The model in Cyrus’ video, Los Angeles-based Angelina Duplisea, responded to all the hate with a simple but empowering message:
Social media’s accessibility allows us to peek in on others living their lives, but too often the conversation turns negative when there are fat bodies involved. People just love to leave awful comments on fat folks photos in order to feel superior and I promise you, not one of these commenters actually cares about the health, family, environment or whatever bullshit reason they give for their vile behavior towards a fat person. And really, how in the hell does health matter in the context of someone just posting a photo of themselves feeling happy and confident? (HINT: it doesn’t matter, stop pretending like it does)
Next time you see a fat person posting pictures of themselves living their life, stop and ask yourself why you wish to spoil their joy. I guarantee that you can’t come up with a valid reason that isn’t based in your own ego gratification. Stop it and do better! We humans have a lot to learn, but we can start by fighting our personal biases and permitting people of all genders, races, sexualities, sizes, abilities and health levels to live harassment-free lives. Don’t f**k with their freedom to feel happy and beautiful right now, not just when society says it’s ok.
One of the biggest takeaways from this video launch and the aftermath is that fat hatred is still prevalent in the world and there is still a ton of work to be done within the body positive movement.
We should also support Miley Cyrus for showing different body types and people in her video, while not being afraid to use their imagery on her social media channels where she has millions of followers, to promote her video and push for inclusiveness.
If you are someone who criticizes larger bodies, the next time you start to type a comment online about someone else’s body, ask yourself why are you doing so? You might surprise yourself by the answer.
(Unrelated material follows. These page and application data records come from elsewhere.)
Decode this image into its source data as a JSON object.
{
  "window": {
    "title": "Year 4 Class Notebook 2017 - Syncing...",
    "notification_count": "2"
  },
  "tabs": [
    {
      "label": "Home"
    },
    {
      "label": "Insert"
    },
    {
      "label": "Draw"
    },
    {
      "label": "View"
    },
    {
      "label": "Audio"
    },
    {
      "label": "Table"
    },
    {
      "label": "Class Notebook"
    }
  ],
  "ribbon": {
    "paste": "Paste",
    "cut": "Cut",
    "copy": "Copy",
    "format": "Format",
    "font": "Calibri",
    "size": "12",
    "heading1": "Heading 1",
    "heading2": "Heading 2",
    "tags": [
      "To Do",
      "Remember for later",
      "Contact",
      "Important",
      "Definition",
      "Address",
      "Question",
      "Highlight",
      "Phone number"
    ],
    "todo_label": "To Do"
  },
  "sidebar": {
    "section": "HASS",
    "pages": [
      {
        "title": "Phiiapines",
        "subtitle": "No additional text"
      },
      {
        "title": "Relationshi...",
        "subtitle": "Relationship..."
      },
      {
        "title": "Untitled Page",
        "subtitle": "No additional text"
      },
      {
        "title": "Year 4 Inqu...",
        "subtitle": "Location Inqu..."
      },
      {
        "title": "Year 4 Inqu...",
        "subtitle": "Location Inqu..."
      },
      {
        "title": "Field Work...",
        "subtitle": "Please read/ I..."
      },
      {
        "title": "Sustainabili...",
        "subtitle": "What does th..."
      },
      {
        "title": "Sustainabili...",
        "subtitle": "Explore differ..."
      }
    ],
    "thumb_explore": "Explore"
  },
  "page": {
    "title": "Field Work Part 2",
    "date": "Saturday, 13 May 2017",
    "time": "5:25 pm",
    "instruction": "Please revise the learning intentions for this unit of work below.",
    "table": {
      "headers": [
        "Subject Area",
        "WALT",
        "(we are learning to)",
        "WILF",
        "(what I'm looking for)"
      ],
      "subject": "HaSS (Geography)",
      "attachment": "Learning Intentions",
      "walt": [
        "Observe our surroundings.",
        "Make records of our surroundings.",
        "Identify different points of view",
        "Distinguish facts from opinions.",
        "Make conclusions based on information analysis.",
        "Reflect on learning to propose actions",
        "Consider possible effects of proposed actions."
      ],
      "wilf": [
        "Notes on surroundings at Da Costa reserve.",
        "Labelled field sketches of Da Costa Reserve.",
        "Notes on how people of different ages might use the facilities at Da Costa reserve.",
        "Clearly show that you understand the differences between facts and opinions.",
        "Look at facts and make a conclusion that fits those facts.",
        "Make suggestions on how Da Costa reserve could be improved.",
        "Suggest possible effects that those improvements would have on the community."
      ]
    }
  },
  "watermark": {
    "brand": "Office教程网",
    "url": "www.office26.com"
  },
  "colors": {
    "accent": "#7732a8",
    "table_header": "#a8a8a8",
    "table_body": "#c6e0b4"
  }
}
And that’s the first step to changing how we view all bodies and the hate that sometimes comes with that.